55 The fact that the title of “Paris Implementation Agreement” was proposed and apparently rejected by the ADP underlines Annalisa Savaresi`s argument that the Paris Agreement can be considered an implementation agreement. Annalisa Savaresi, The Paris Agreement – A Joiner, EJIL:TALK! (February 16, 2016), on www.ejiltalk.org/the-paris-agreement-a-rejoinder/. 96 As one observer in Paris put it: “You can also agree that all fairies should also ride unicorns.” Jeff Goodell, Will the Paris Climate Deal Save the World?, Rolling Stone (January 13, 2016), on www.rollingstone.com/politics/news/will-the-paris-climate-deal-save-the-world-20160113?page=2. 57 Daniel Bodansky, Legal Options for U.S. Acceptance of a New Climate Agreement 14 (Center for Climate and Energy Solutions, May 2015), on www.c2es.org/docUploads/legal-options-us-acceptance-new-climate-change-agreement.pdf. 19 At the United Nations signing ceremony on 22 April 2016, 175 countries signed the Paris Agreement, which appears to have ever signed an international treaty in a single day. A list of signatories can be accessed at www.un.org/sustainabledevelopment/blog/2016/04/parisagreementsingatures/. Only Nicaragua expressed objections to the agreement at the last cop-21 plenary session and at the signing ceremony. See statement by Paul Oquist Kelley, Minister, Private Secretary for National Policy to the President of Nicaragua, at the high-level signing ceremony (22 April 2016) in webtv.un.org/search/paul-oquist-kelley-nicargua-high-level-signature-ceremony-for-the-paris-agreement-national-statements/4858083079001?term=Nicaragua.

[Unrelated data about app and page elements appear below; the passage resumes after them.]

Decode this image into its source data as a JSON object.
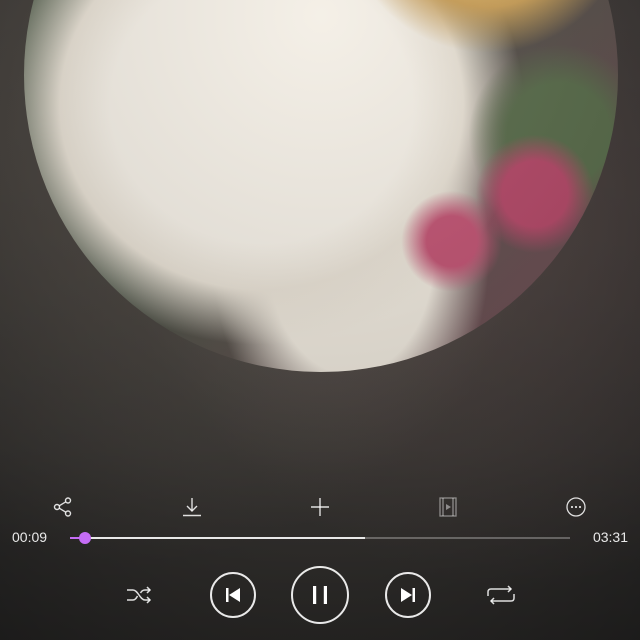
{
  "player": {
    "current_time": "00:09",
    "duration": "03:31",
    "progress_played": 0.029,
    "progress_buffered": 0.59,
    "state": "playing"
  },
  "actions": [
    "share-icon",
    "download-icon",
    "add-icon",
    "mv-video-icon",
    "more-icon"
  ],
  "transport": [
    "shuffle-icon",
    "previous-icon",
    "pause-icon",
    "next-icon",
    "repeat-icon"
  ],
  "colors": {
    "accent": "#c56df5",
    "icon": "#ffffff",
    "background": "#3f3c39"
  }
}
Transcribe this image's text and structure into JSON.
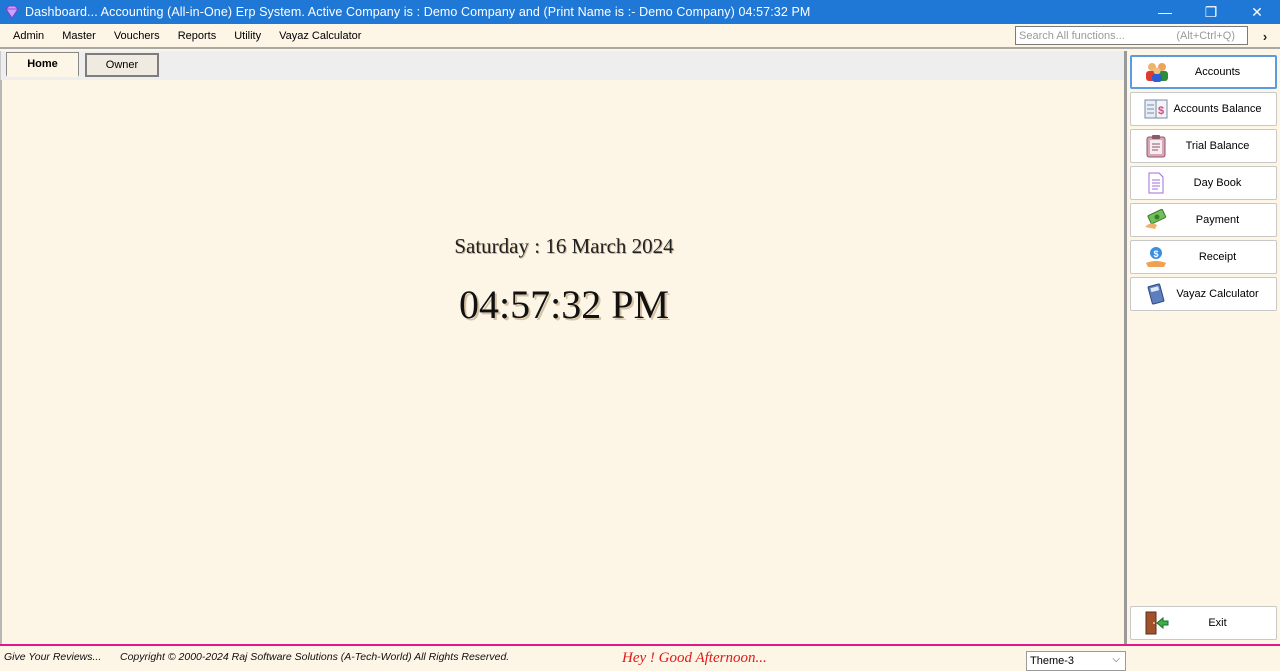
{
  "window": {
    "title": "Dashboard... Accounting (All-in-One) Erp System. Active Company is :  Demo Company and (Print Name is :- Demo Company)   04:57:32 PM",
    "minimize": "—",
    "restore": "❐",
    "close": "✕"
  },
  "menu": {
    "items": [
      {
        "label": "Admin"
      },
      {
        "label": "Master"
      },
      {
        "label": "Vouchers"
      },
      {
        "label": "Reports"
      },
      {
        "label": "Utility"
      },
      {
        "label": "Vayaz Calculator"
      }
    ],
    "search_placeholder": "Search All functions...",
    "search_shortcut": "(Alt+Ctrl+Q)",
    "more_arrow": "›"
  },
  "tabs": [
    {
      "label": "Home"
    },
    {
      "label": "Owner"
    }
  ],
  "main": {
    "date": "Saturday : 16 March 2024",
    "time": "04:57:32 PM"
  },
  "sidebar": {
    "buttons": [
      {
        "label": "Accounts",
        "icon": "users-icon"
      },
      {
        "label": "Accounts Balance",
        "icon": "ledger-icon"
      },
      {
        "label": "Trial Balance",
        "icon": "clipboard-icon"
      },
      {
        "label": "Day Book",
        "icon": "document-icon"
      },
      {
        "label": "Payment",
        "icon": "money-icon"
      },
      {
        "label": "Receipt",
        "icon": "receipt-icon"
      },
      {
        "label": "Vayaz Calculator",
        "icon": "calculator-icon"
      }
    ],
    "exit": {
      "label": "Exit",
      "icon": "exit-door-icon"
    }
  },
  "status": {
    "reviews": "Give Your Reviews...",
    "copyright": "Copyright © 2000-2024 Raj Software Solutions (A-Tech-World) All Rights Reserved.",
    "greeting": "Hey !   Good Afternoon...",
    "theme": "Theme-3"
  },
  "colors": {
    "titlebar": "#1f78d6",
    "background": "#fdf5e6",
    "statusbar_border": "#e0188c",
    "greeting": "#e01a1a"
  }
}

194 Tom Switzer, Paris Agreement Is a Triumph of Hope over Facts, Sydney Morning Herald (December 30, 2015), www.smh.com.au/comment/paris-climate-agreement-is-a-triumph-of-hope-over-facts-20151227-glvfd0.html. AbstractThe Paris climate conference is expected to launch the world, the biggest challenge humanity faces in adopting a new climate agreement. The outlook for the conference was rather bleak. The painstaking and increasingly frequent meetings of the body responsible for drafting the text of the Paris Agreement, the ad hoc working group on the Durban Platform for Enhanced Action (ADP), had made only limited progress. These negotiations had eloquently demonstrated the futility of technical negotiations without political consensus on the essential elements and characteristics of the new agreement. To the surprise of many, the Paris conference was concluded on 12 December 2015 with the adoption of a new climate agreement. This article reflects the Paris conference and its results. First, in the history of the climate regime, the conference meets.
This explains what was expected of the parties. Finally, it assesses the outcome of the conference in the complacency of these expectations. The article concludes with a reflection on the next destination of the climate regime and on the places where the Paris Agreement leaves the parties in their efforts to combat climate change.